Brussels (Brussels Morning) Poland’s energy experts worked hard on Tuesday to restore the country’s largest power plant to full operation after a network failure switched off 10 out of 11 generators at the Belchatow coal power plant facility, AP reported.
The outage was felt across much of Europe, as Poland required emergency electricity imports from Germany, Sweden, the Czech Republic and Slovakia to plug the sudden gap in its national energy grid.
Tuesday’s outage was the second major outage at the Belchatow plant since 2015. The plant, Poland’s largest, is one of its principal electricity producers, accounting for as much as 20% of the country’s electrical power generation.
Felt in Europe
The outage caused a sudden drop in power mains frequency throughout much of Europe, as the standard value of 50Hz dipped to 49.85 Hz once the plant’s generators shut down. Utility companies in other countries had to increase local production to compensate for the dangerous drop in the grid.
According to Polish officials, the outage was caused by a failure of a power station to which all 10 affected units were connected. The sole unaffected generator was connected to a different power station and continued to function.
The country’s chief energy distributor, the energy giant PGE, was able to announce later that eight of the units had been restored to service, despite the huge challenge of restarting them after a total cessation of operations. A PGE spokesperson later assured the public that the national energy system was back to working properly and that no further power shortages were expected.
The latest incident served to highlight repeated calls by Poland’s environmental groups to diversify the country’s energy production portfolio.
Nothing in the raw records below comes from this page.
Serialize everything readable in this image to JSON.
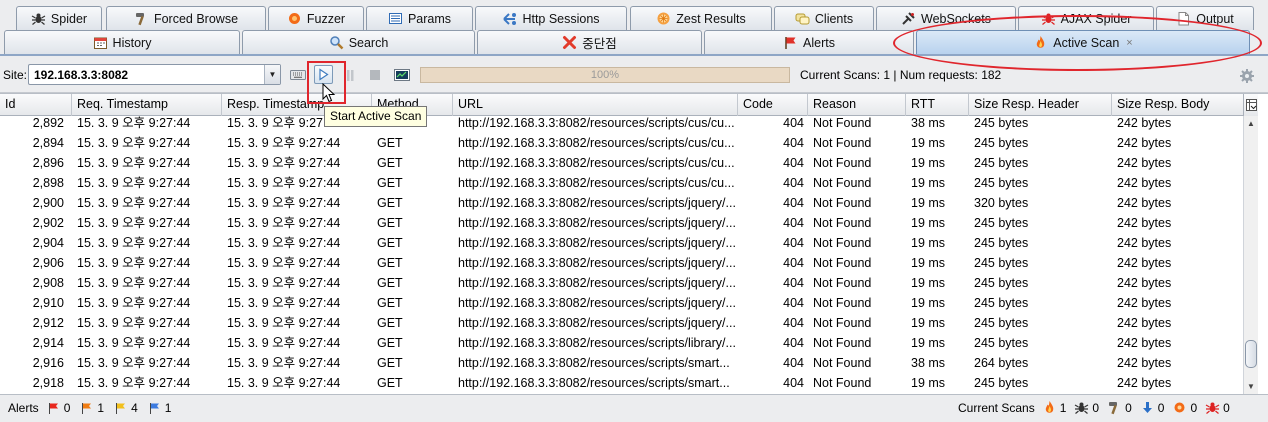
{
  "tabs_row1": [
    {
      "label": "Spider",
      "icon": "spider-icon"
    },
    {
      "label": "Forced Browse",
      "icon": "hammer-icon"
    },
    {
      "label": "Fuzzer",
      "icon": "fuzzer-icon"
    },
    {
      "label": "Params",
      "icon": "params-icon"
    },
    {
      "label": "Http Sessions",
      "icon": "sessions-icon"
    },
    {
      "label": "Zest Results",
      "icon": "zest-icon"
    },
    {
      "label": "Clients",
      "icon": "clients-icon"
    },
    {
      "label": "WebSockets",
      "icon": "websockets-icon"
    },
    {
      "label": "AJAX Spider",
      "icon": "ajax-spider-icon"
    },
    {
      "label": "Output",
      "icon": "output-icon"
    }
  ],
  "tabs_row2": [
    {
      "label": "History",
      "icon": "calendar-icon"
    },
    {
      "label": "Search",
      "icon": "search-icon"
    },
    {
      "label": "중단점",
      "icon": "breakpoint-x-icon"
    },
    {
      "label": "Alerts",
      "icon": "flag-icon"
    },
    {
      "label": "Active Scan",
      "icon": "flame-icon",
      "active": true,
      "close": "×"
    }
  ],
  "toolbar": {
    "site_label": "Site:",
    "site_value": "192.168.3.3:8082",
    "progress_text": "100%",
    "progress_value": 1.0,
    "scan_info": "Current Scans: 1 | Num requests: 182",
    "tooltip": "Start Active Scan"
  },
  "table": {
    "columns": [
      "Id",
      "Req. Timestamp",
      "Resp. Timestamp",
      "Method",
      "URL",
      "Code",
      "Reason",
      "RTT",
      "Size Resp. Header",
      "Size Resp. Body"
    ],
    "rows": [
      [
        "2,892",
        "15. 3. 9 오후 9:27:44",
        "15. 3. 9 오후 9:27:44",
        "GET",
        "http://192.168.3.3:8082/resources/scripts/cus/cu...",
        "404",
        "Not Found",
        "38 ms",
        "245 bytes",
        "242 bytes"
      ],
      [
        "2,894",
        "15. 3. 9 오후 9:27:44",
        "15. 3. 9 오후 9:27:44",
        "GET",
        "http://192.168.3.3:8082/resources/scripts/cus/cu...",
        "404",
        "Not Found",
        "19 ms",
        "245 bytes",
        "242 bytes"
      ],
      [
        "2,896",
        "15. 3. 9 오후 9:27:44",
        "15. 3. 9 오후 9:27:44",
        "GET",
        "http://192.168.3.3:8082/resources/scripts/cus/cu...",
        "404",
        "Not Found",
        "19 ms",
        "245 bytes",
        "242 bytes"
      ],
      [
        "2,898",
        "15. 3. 9 오후 9:27:44",
        "15. 3. 9 오후 9:27:44",
        "GET",
        "http://192.168.3.3:8082/resources/scripts/cus/cu...",
        "404",
        "Not Found",
        "19 ms",
        "245 bytes",
        "242 bytes"
      ],
      [
        "2,900",
        "15. 3. 9 오후 9:27:44",
        "15. 3. 9 오후 9:27:44",
        "GET",
        "http://192.168.3.3:8082/resources/scripts/jquery/...",
        "404",
        "Not Found",
        "19 ms",
        "320 bytes",
        "242 bytes"
      ],
      [
        "2,902",
        "15. 3. 9 오후 9:27:44",
        "15. 3. 9 오후 9:27:44",
        "GET",
        "http://192.168.3.3:8082/resources/scripts/jquery/...",
        "404",
        "Not Found",
        "19 ms",
        "245 bytes",
        "242 bytes"
      ],
      [
        "2,904",
        "15. 3. 9 오후 9:27:44",
        "15. 3. 9 오후 9:27:44",
        "GET",
        "http://192.168.3.3:8082/resources/scripts/jquery/...",
        "404",
        "Not Found",
        "19 ms",
        "245 bytes",
        "242 bytes"
      ],
      [
        "2,906",
        "15. 3. 9 오후 9:27:44",
        "15. 3. 9 오후 9:27:44",
        "GET",
        "http://192.168.3.3:8082/resources/scripts/jquery/...",
        "404",
        "Not Found",
        "19 ms",
        "245 bytes",
        "242 bytes"
      ],
      [
        "2,908",
        "15. 3. 9 오후 9:27:44",
        "15. 3. 9 오후 9:27:44",
        "GET",
        "http://192.168.3.3:8082/resources/scripts/jquery/...",
        "404",
        "Not Found",
        "19 ms",
        "245 bytes",
        "242 bytes"
      ],
      [
        "2,910",
        "15. 3. 9 오후 9:27:44",
        "15. 3. 9 오후 9:27:44",
        "GET",
        "http://192.168.3.3:8082/resources/scripts/jquery/...",
        "404",
        "Not Found",
        "19 ms",
        "245 bytes",
        "242 bytes"
      ],
      [
        "2,912",
        "15. 3. 9 오후 9:27:44",
        "15. 3. 9 오후 9:27:44",
        "GET",
        "http://192.168.3.3:8082/resources/scripts/jquery/...",
        "404",
        "Not Found",
        "19 ms",
        "245 bytes",
        "242 bytes"
      ],
      [
        "2,914",
        "15. 3. 9 오후 9:27:44",
        "15. 3. 9 오후 9:27:44",
        "GET",
        "http://192.168.3.3:8082/resources/scripts/library/...",
        "404",
        "Not Found",
        "19 ms",
        "245 bytes",
        "242 bytes"
      ],
      [
        "2,916",
        "15. 3. 9 오후 9:27:44",
        "15. 3. 9 오후 9:27:44",
        "GET",
        "http://192.168.3.3:8082/resources/scripts/smart...",
        "404",
        "Not Found",
        "38 ms",
        "264 bytes",
        "242 bytes"
      ],
      [
        "2,918",
        "15. 3. 9 오후 9:27:44",
        "15. 3. 9 오후 9:27:44",
        "GET",
        "http://192.168.3.3:8082/resources/scripts/smart...",
        "404",
        "Not Found",
        "19 ms",
        "245 bytes",
        "242 bytes"
      ]
    ]
  },
  "statusbar": {
    "alerts_label": "Alerts",
    "alert_counts": [
      {
        "icon": "high-alert-flag-icon",
        "color": "#e8271d",
        "count": "0"
      },
      {
        "icon": "medium-alert-flag-icon",
        "color": "#f07d14",
        "count": "1"
      },
      {
        "icon": "low-alert-flag-icon",
        "color": "#f2c01c",
        "count": "4"
      },
      {
        "icon": "info-alert-flag-icon",
        "color": "#3d7be0",
        "count": "1"
      }
    ],
    "current_scans_label": "Current Scans",
    "scan_counts": [
      {
        "icon": "active-scan-flame-icon",
        "count": "1"
      },
      {
        "icon": "spider-scan-icon",
        "count": "0"
      },
      {
        "icon": "forced-browse-scan-icon",
        "count": "0"
      },
      {
        "icon": "fuzzer-scan-icon",
        "count": "0"
      },
      {
        "icon": "ajax-scan-icon",
        "count": "0"
      },
      {
        "icon": "ajax-spider-scan-icon",
        "count": "0"
      }
    ]
  }
}
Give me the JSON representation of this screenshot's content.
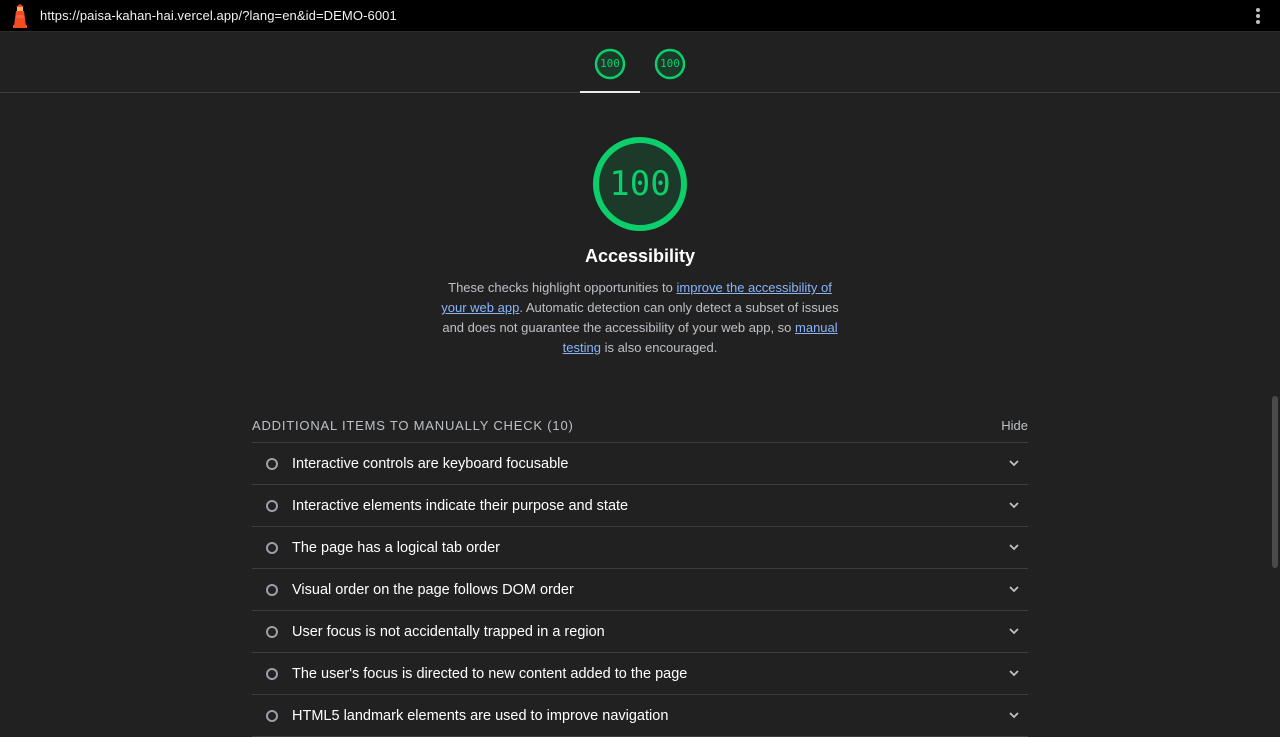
{
  "topbar": {
    "url": "https://paisa-kahan-hai.vercel.app/?lang=en&id=DEMO-6001",
    "logo_icon": "lighthouse-icon",
    "menu_icon": "more-vert-icon"
  },
  "tabs": [
    {
      "score": "100",
      "active": true
    },
    {
      "score": "100",
      "active": false
    }
  ],
  "category": {
    "score": "100",
    "title": "Accessibility",
    "desc_part1": "These checks highlight opportunities to ",
    "desc_link1": "improve the accessibility of your web app",
    "desc_part2": ". Automatic detection can only detect a subset of issues and does not guarantee the accessibility of your web app, so ",
    "desc_link2": "manual testing",
    "desc_part3": " is also encouraged."
  },
  "manual_group": {
    "title": "ADDITIONAL ITEMS TO MANUALLY CHECK (10)",
    "hide_label": "Hide",
    "items": [
      "Interactive controls are keyboard focusable",
      "Interactive elements indicate their purpose and state",
      "The page has a logical tab order",
      "Visual order on the page follows DOM order",
      "User focus is not accidentally trapped in a region",
      "The user's focus is directed to new content added to the page",
      "HTML5 landmark elements are used to improve navigation"
    ]
  },
  "colors": {
    "pass": "#0cce6b",
    "background": "#212121",
    "link": "#8ab4f8"
  }
}
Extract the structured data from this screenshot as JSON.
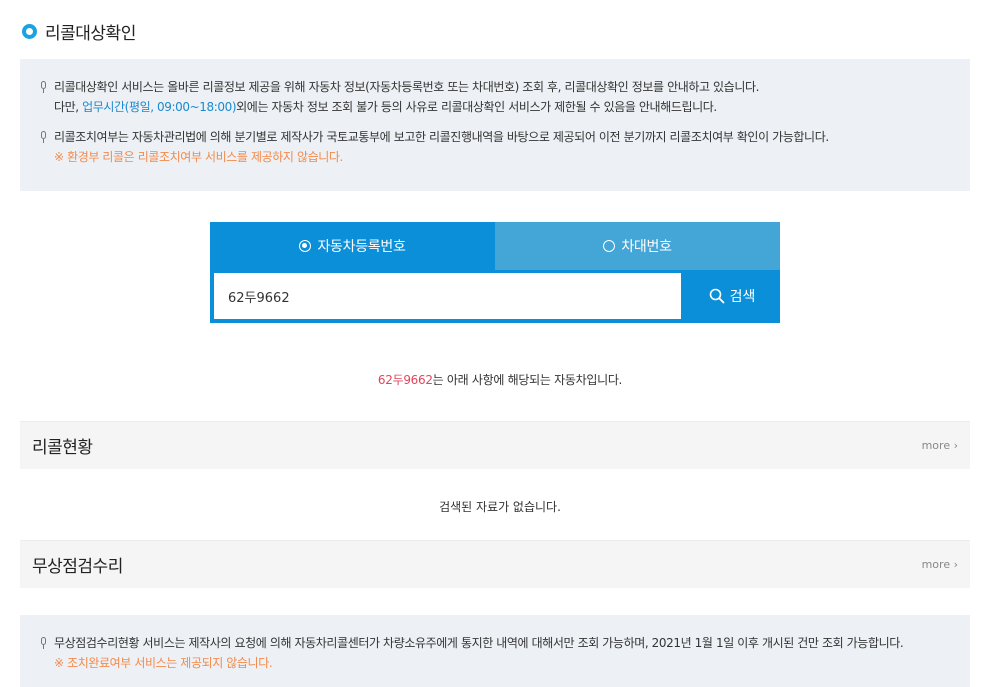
{
  "page": {
    "title": "리콜대상확인"
  },
  "notice_top": {
    "line1": "리콜대상확인 서비스는 올바른 리콜정보 제공을 위해 자동차 정보(자동차등록번호 또는 차대번호) 조회 후, 리콜대상확인 정보를 안내하고 있습니다.",
    "line2_prefix": "다만, ",
    "line2_highlight": "업무시간(평일, 09:00~18:00)",
    "line2_suffix": "외에는 자동차 정보 조회 불가 등의 사유로 리콜대상확인 서비스가 제한될 수 있음을 안내해드립니다.",
    "line3": "리콜조치여부는 자동차관리법에 의해 분기별로 제작사가 국토교통부에 보고한 리콜진행내역을 바탕으로 제공되어 이전 분기까지 리콜조치여부 확인이 가능합니다.",
    "line4": "※ 환경부 리콜은 리콜조치여부 서비스를 제공하지 않습니다."
  },
  "search": {
    "tab_registration": "자동차등록번호",
    "tab_vin": "차대번호",
    "input_value": "62두9662",
    "button_label": "검색"
  },
  "result": {
    "plate": "62두9662",
    "message": "는 아래 사항에 해당되는 자동차입니다."
  },
  "recall_section": {
    "title": "리콜현황",
    "more": "more",
    "empty": "검색된 자료가 없습니다."
  },
  "free_section": {
    "title": "무상점검수리",
    "more": "more"
  },
  "notice_bottom": {
    "line1": "무상점검수리현황 서비스는 제작사의 요청에 의해 자동차리콜센터가 차량소유주에게 통지한 내역에 대해서만 조회 가능하며, 2021년 1월 1일 이후 개시된 건만 조회 가능합니다.",
    "line2": "※ 조치완료여부 서비스는 제공되지 않습니다."
  },
  "colors": {
    "accent": "#0a8fd8",
    "tab_inactive": "#43a6d6",
    "highlight_blue": "#1a8ad0",
    "warning_orange": "#f28a4b",
    "plate_pink": "#e2445c",
    "notice_bg": "#edf1f5"
  },
  "icons": {
    "title_marker": "ring-bullet-icon",
    "notice_bullet": "microphone-icon",
    "search": "search-icon",
    "more": "chevron-right-icon"
  }
}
Currently, Poland produces 65% of its power from thermal power plants powered by black coal and lignite, most of which are mined domestically.